Garrett, any chance we can see those pictures? I'd love to read a commentary from those guys putting those kind of systems together, preferrably on osnews? Would be a very interesting article.

looks like fun
by hmmm on Wed 27th Oct 2004 15:47 UTC

I miss the time when I was working at SGI. I had fun helping a team build a 64P Onyx 2 system. I can only imagine how much fun it was setting up a 512P Altix 3000+, or 20 of 'em. Never got my hands on a Cray Metarouter or anything that cool (T3E), dunno if they're needed with those Altix systems. But from what I've seen, all of SGI's architecture it truely fascinating and fun to work with. They actually make computing fun.

But its not yet perfect, you can't run a single thread across all 512 processors simultaneously. I want to see them doing that before I'll buy one. ;) er, well, I'll never be able to afford one, but its a nice thought.

I hope it is becoming obvious to everyone as Linux and Windows both are becoming more and more processor neutral, AMD64 will eventually die out. Itanium is definately not dead. It has design problems, but these design problems are being fixed. Overall, it is a great chip. It just came out before it's time. As it takes more and more market share in the high end, and it becomes cheaper and cheaper to produce, it will move to the low end as well and push the x86 64 bit extension out. Computers are moving in a whole new direction, a direction where the x86 chipset is not able to go. In the next 4-5 years, you will see similarily priced PCs with either Itanium, Power 5, and x86 64 chipsets. On these PC's, you will be able to run either Windows or Linux. Which will you choose? I know I will be going for either Itanium or Power 5.

IA-64 isn't intrinsically better than AMD64; the only reason Itanium is faster than Opteron is because it's bigger: it has more FPUs, more cache, etc.
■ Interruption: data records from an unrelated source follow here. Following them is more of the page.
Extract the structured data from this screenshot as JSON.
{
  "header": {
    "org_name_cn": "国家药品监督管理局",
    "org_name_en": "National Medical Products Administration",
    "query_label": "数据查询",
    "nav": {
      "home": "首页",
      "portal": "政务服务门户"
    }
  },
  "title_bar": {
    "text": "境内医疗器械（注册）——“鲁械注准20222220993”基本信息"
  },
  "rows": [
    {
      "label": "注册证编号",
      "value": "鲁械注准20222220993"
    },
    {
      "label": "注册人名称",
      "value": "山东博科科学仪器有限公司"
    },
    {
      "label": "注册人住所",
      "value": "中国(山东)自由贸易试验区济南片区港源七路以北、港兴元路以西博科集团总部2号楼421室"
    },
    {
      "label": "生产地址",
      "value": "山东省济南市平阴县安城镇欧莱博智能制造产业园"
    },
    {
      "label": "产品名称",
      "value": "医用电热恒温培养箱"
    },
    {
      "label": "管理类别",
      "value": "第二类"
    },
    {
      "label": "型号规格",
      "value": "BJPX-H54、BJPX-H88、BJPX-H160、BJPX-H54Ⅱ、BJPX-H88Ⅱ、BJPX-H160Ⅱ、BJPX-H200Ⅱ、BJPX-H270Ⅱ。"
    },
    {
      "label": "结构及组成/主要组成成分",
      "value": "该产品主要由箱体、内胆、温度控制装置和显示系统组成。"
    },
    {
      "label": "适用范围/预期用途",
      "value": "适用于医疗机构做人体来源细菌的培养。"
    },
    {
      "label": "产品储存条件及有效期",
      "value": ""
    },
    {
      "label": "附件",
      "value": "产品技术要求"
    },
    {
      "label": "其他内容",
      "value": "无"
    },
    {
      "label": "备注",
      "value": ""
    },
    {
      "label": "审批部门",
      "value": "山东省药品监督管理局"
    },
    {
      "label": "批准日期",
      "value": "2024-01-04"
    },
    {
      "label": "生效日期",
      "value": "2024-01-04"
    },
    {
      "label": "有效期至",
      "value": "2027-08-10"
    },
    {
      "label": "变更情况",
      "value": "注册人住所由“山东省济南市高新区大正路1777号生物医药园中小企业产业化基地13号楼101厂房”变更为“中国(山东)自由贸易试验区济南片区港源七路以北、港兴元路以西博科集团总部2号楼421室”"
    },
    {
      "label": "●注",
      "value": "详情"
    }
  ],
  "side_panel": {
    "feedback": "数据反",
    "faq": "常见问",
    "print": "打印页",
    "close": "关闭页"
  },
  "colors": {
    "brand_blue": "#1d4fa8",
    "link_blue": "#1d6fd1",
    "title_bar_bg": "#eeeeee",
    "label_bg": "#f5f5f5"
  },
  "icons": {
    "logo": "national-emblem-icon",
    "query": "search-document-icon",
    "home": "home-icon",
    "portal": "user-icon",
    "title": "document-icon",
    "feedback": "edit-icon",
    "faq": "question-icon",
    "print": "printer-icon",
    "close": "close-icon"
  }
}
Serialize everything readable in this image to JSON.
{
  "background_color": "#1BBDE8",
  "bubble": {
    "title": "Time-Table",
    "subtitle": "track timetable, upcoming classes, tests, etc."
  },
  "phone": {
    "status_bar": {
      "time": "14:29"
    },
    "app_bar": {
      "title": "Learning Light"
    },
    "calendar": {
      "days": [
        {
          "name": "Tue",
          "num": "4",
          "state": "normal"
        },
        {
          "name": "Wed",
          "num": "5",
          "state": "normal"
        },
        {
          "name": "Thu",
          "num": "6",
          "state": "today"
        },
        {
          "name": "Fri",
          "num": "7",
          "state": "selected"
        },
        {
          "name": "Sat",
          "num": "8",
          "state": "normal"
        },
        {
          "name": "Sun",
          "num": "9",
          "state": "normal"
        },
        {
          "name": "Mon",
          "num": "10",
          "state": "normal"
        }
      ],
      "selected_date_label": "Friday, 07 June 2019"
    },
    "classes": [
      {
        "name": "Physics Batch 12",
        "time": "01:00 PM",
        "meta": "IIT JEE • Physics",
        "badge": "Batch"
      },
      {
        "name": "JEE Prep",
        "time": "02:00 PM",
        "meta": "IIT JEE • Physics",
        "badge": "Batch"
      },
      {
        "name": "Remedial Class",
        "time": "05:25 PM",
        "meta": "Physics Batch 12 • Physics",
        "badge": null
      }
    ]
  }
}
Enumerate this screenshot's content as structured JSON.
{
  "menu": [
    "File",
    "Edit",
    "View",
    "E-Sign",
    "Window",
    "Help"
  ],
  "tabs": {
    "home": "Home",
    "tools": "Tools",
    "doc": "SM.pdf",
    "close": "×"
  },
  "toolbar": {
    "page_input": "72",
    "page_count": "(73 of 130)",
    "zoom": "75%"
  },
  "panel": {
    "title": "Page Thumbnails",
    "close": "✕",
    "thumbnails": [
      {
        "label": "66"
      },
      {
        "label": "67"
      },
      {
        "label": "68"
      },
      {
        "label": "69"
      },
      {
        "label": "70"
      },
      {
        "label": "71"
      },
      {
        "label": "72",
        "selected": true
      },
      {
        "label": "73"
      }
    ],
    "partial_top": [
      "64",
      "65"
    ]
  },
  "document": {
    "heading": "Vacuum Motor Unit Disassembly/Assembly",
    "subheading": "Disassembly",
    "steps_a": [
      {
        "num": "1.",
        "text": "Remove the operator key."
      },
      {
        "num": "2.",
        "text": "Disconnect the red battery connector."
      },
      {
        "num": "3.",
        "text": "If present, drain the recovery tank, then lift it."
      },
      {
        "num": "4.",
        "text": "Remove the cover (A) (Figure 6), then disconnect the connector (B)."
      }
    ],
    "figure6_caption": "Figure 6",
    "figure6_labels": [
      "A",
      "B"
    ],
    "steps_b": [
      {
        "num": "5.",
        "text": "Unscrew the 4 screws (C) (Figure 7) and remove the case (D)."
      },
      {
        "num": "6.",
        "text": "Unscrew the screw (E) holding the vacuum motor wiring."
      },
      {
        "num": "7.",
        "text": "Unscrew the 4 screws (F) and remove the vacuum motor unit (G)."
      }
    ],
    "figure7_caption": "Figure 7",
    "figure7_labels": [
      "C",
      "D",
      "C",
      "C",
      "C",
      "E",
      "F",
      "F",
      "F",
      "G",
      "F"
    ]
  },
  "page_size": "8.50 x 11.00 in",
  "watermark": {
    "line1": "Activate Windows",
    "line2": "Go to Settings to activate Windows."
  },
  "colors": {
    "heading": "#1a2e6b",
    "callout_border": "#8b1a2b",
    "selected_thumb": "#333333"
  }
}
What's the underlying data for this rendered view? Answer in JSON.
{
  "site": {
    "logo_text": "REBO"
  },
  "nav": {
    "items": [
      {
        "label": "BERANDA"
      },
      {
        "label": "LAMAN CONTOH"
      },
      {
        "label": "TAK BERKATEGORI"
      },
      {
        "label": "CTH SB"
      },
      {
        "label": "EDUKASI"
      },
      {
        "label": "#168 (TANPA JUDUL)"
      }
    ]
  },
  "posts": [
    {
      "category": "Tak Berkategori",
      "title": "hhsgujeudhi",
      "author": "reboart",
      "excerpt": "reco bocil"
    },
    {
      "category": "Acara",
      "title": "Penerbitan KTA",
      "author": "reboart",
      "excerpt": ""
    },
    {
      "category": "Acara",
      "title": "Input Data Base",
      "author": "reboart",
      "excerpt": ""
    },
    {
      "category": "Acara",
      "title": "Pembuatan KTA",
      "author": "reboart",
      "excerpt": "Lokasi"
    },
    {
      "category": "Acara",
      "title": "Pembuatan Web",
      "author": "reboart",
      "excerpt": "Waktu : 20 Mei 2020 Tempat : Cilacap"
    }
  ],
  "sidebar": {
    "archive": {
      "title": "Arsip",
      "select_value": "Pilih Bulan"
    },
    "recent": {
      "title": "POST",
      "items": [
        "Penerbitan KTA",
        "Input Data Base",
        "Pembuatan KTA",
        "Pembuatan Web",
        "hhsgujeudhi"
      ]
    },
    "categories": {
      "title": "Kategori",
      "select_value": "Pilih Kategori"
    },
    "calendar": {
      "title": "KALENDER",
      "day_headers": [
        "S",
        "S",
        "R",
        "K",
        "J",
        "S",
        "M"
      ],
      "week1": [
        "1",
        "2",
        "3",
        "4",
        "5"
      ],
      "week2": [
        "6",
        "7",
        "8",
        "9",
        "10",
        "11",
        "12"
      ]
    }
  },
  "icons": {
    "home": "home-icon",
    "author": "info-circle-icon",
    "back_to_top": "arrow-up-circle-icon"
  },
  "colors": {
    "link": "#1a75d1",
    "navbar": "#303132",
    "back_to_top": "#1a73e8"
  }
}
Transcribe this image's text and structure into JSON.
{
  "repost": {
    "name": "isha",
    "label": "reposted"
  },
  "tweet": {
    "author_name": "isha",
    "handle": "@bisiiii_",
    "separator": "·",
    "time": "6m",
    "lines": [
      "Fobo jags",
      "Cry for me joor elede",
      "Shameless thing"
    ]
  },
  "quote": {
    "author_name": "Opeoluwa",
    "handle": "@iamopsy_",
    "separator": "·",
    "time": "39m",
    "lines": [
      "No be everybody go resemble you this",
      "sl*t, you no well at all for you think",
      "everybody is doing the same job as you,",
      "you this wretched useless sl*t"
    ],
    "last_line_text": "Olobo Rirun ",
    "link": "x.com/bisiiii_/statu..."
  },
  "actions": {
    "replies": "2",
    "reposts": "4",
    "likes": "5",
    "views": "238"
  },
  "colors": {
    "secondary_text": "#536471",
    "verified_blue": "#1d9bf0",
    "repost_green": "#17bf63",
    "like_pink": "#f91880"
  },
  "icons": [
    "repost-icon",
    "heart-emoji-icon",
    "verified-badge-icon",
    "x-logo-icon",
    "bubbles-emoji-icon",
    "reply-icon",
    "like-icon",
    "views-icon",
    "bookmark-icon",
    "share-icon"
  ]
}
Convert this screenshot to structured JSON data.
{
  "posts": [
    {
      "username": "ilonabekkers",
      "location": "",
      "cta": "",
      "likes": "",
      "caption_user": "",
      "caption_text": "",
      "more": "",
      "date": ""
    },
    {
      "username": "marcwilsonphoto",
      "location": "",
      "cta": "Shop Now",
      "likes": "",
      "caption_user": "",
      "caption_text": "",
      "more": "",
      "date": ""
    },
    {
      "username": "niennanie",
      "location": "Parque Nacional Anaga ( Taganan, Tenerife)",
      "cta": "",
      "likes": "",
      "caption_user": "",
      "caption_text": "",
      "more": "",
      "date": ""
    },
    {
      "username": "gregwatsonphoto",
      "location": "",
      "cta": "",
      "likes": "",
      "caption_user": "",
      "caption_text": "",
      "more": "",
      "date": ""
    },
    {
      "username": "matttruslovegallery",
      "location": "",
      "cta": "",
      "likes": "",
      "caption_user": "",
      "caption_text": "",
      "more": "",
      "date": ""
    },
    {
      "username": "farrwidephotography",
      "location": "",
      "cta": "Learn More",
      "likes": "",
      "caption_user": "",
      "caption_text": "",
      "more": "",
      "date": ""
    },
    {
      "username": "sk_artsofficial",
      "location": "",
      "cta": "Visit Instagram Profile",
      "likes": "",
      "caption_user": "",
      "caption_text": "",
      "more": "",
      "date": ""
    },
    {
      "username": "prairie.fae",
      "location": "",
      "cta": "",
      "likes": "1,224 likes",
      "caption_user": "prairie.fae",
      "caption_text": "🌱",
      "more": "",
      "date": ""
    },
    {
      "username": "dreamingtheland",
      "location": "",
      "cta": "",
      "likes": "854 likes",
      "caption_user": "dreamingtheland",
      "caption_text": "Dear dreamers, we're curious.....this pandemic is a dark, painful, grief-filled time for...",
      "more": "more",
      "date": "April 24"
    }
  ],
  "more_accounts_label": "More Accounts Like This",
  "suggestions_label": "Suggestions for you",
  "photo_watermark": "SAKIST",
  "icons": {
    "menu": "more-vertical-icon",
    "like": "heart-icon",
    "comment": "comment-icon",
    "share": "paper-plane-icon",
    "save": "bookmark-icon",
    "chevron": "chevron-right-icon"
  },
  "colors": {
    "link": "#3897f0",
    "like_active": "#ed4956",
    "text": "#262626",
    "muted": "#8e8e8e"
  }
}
If Intel makes Itanium cheaper, it will also have to be slower. But if the cheap Itanium ends up offering similar performance to Opteron/Xeon, then there is no reason to buy a non-backwards-compatible Itanium.

alpha
by newbert on Wed 27th Oct 2004 19:00 UTC

"In the next 4-5 years, you will see similarily priced PCs with either Itanium, Power 5, and x86 64 chipsets."

i'm sure they thought that about the Alpha too. there was Windows for Alpha and IBM PPC at one time.

@slash
by dizz on Wed 27th Oct 2004 23:27 UTC

wath you wrote reminds me of this qoute
" I don't have figures, but my guess is that the fraction of the 60 million existing PCs that are 386/486 machines as opposed to 8088/286/680x0 etc is small. Among students it is even smaller. Making software free, but only for folks with enough money to buy first class hardware is an interesting concept. Of course 5 years from now that will be different, but 5 years from now everyone will be running free GNU on their 200 MIPS, 64M SPARCstation-5."

i dont think the x86 line will die for the itaium that fast it has been said in the past but it still hasnt happend of course
sooner or later there will probobly be something else but i dont belive that it will be 5years from now

Related news from SGI
by dpi on Thu 28th Oct 2004 06:07 UTC

New visualisation workstation, the Prism http://www.sgi.com/products/visualization/prism/